■ INSTRUCTIONS FOR THE TASK
Find every line below with "active" in it and give only how many there are.

■ MATERIAL TO PROCESS
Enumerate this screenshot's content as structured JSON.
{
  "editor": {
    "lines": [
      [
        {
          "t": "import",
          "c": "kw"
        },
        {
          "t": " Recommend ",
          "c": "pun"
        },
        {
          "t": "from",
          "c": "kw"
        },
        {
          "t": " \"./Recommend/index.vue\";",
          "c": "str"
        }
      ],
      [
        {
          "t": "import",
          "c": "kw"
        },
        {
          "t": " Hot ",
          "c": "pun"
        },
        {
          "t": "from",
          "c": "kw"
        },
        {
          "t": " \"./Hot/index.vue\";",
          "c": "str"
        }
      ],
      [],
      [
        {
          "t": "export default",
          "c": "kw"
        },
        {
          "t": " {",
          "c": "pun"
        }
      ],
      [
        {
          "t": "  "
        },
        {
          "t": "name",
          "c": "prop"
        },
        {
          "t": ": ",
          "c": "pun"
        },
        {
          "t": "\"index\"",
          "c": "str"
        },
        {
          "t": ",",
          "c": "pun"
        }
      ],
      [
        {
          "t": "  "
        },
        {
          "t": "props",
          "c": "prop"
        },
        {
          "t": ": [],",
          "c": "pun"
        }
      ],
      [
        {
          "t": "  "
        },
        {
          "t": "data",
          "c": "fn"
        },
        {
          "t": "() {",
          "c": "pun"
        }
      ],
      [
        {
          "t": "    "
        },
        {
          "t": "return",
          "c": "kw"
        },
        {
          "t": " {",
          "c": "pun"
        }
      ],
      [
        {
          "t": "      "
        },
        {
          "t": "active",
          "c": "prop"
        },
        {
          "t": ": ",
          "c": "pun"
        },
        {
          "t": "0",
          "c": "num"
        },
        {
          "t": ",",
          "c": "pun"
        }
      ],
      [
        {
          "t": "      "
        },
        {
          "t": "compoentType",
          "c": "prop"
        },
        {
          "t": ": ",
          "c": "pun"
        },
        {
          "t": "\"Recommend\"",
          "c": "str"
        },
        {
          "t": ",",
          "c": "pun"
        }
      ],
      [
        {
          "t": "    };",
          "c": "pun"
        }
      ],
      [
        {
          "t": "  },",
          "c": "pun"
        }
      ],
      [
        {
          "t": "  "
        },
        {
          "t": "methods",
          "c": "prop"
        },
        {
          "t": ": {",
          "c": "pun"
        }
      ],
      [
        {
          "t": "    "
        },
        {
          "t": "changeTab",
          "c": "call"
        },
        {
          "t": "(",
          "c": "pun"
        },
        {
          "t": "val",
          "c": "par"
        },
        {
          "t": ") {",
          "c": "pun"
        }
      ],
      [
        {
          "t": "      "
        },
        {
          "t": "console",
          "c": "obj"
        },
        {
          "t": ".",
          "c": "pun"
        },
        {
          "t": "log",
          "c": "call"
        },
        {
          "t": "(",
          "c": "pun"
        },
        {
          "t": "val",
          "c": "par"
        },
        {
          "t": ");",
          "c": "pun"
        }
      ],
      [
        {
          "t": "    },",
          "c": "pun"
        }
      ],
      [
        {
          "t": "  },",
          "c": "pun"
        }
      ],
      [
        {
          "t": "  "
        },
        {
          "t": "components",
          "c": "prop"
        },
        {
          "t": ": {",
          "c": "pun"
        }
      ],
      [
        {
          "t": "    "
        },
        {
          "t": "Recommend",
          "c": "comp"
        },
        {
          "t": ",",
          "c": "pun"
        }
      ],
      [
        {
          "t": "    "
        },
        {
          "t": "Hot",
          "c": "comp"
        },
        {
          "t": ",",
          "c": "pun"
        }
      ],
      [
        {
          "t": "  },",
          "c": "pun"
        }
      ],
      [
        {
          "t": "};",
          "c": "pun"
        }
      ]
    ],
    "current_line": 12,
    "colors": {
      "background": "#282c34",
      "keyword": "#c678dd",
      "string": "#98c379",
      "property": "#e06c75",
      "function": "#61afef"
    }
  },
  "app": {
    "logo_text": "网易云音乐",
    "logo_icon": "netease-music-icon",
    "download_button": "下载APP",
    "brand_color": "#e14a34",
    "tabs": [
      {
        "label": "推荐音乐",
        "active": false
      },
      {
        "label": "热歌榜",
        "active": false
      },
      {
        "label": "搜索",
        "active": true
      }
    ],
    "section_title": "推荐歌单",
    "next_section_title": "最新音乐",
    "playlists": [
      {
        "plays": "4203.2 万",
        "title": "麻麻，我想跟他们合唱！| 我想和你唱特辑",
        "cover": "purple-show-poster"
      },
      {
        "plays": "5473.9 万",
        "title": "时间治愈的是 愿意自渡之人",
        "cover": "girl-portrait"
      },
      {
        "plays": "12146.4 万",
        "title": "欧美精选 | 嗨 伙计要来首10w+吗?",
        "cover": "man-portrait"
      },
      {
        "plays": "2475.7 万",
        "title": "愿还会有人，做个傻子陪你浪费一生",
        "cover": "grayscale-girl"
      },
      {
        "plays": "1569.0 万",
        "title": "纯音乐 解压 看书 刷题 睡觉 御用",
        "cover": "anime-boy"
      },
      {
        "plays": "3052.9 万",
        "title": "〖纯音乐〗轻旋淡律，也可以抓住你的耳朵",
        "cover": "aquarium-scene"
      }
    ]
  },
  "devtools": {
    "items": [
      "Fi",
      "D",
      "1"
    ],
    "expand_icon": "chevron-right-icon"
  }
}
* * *
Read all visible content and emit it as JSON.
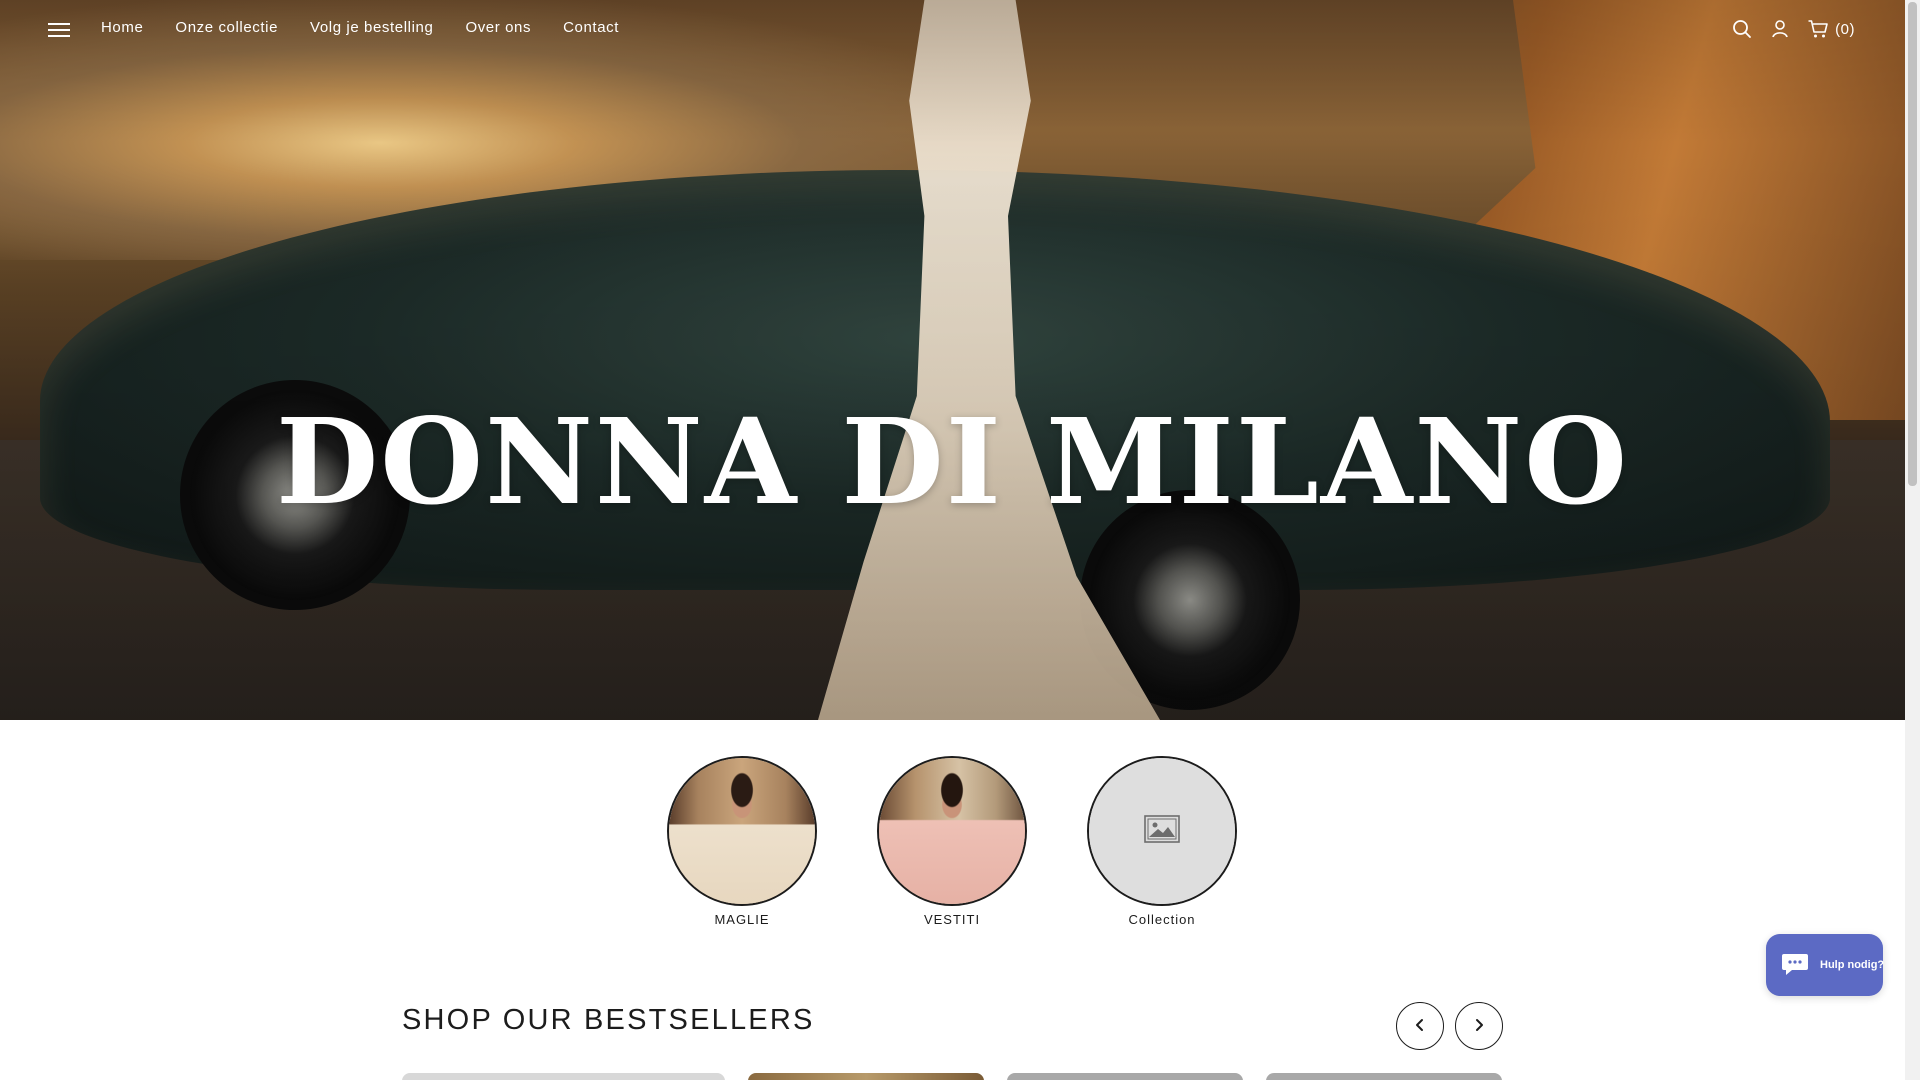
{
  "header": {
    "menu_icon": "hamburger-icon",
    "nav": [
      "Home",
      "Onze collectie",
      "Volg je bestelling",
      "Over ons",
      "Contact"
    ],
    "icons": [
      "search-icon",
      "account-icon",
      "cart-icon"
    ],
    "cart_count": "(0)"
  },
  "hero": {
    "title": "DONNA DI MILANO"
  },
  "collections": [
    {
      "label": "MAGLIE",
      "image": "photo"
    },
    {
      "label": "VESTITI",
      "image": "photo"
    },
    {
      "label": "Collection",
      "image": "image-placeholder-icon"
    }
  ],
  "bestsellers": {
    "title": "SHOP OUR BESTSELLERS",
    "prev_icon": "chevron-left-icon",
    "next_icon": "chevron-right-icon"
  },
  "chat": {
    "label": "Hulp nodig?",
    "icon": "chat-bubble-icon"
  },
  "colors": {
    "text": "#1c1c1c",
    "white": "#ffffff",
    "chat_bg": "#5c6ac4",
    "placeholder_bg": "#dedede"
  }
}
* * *
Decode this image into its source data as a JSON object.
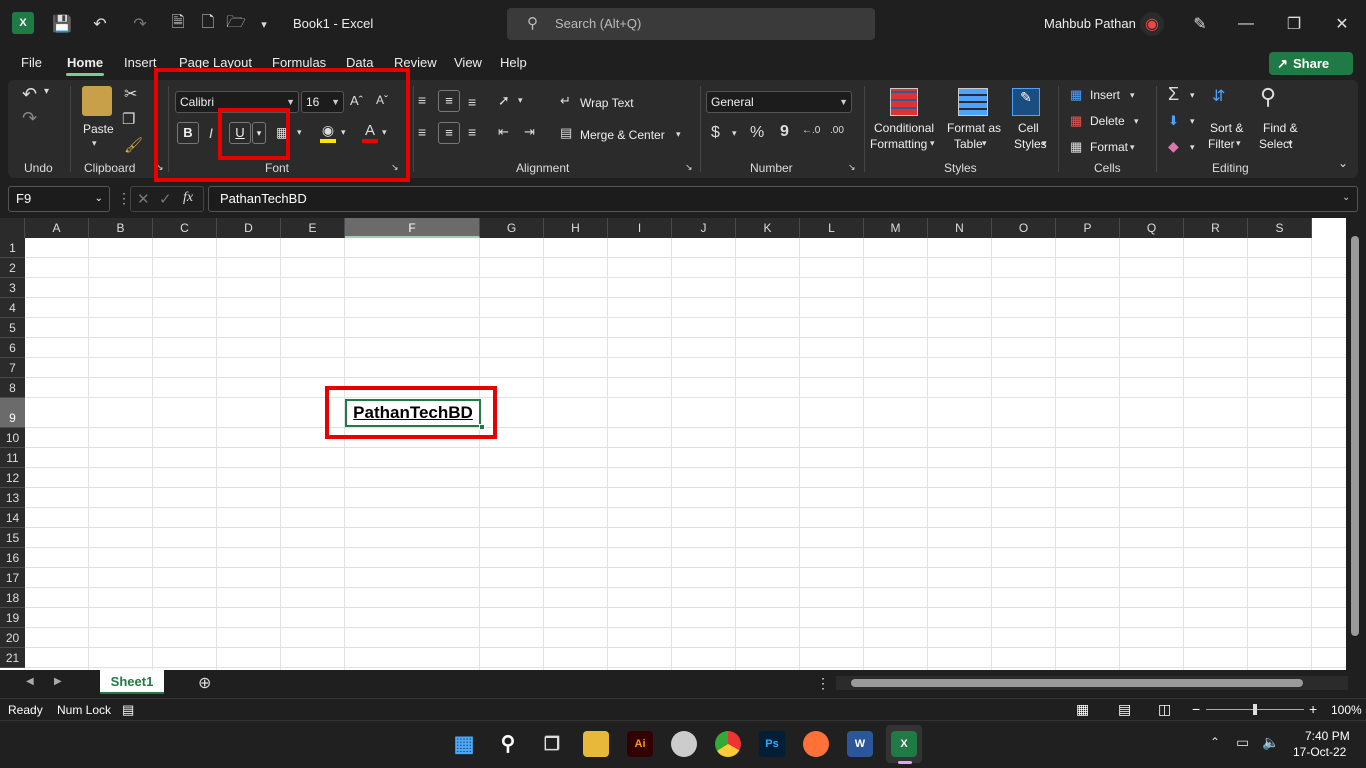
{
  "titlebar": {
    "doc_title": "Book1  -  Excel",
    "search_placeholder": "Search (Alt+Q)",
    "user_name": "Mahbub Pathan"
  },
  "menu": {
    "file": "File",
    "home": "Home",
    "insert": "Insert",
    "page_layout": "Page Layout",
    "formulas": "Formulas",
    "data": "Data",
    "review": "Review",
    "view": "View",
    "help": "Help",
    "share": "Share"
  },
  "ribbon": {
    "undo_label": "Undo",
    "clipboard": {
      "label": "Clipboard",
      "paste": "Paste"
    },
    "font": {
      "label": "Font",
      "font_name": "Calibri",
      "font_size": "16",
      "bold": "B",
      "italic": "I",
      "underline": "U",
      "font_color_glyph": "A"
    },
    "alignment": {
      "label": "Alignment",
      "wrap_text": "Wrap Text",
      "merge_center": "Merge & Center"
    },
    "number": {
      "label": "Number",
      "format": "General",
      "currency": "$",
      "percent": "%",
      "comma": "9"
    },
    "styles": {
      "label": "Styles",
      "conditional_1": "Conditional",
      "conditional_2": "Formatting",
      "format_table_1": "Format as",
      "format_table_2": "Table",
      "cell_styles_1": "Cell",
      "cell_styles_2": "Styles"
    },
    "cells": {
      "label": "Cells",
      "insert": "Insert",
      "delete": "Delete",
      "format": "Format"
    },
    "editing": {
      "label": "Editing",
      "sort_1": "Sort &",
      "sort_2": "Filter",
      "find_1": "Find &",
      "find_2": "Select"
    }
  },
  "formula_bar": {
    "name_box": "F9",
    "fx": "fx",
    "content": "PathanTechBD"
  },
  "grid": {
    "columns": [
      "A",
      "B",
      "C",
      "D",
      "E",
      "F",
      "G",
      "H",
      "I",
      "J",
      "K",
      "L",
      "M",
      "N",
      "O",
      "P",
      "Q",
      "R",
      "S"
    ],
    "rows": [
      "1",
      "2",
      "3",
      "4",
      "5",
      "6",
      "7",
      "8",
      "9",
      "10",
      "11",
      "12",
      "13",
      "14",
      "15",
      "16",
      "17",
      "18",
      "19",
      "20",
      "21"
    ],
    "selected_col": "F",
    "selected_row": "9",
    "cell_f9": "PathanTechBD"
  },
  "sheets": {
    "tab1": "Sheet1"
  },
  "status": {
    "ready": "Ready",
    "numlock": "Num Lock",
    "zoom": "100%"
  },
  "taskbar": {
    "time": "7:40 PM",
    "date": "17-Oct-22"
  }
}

■ ANSWER AREA
4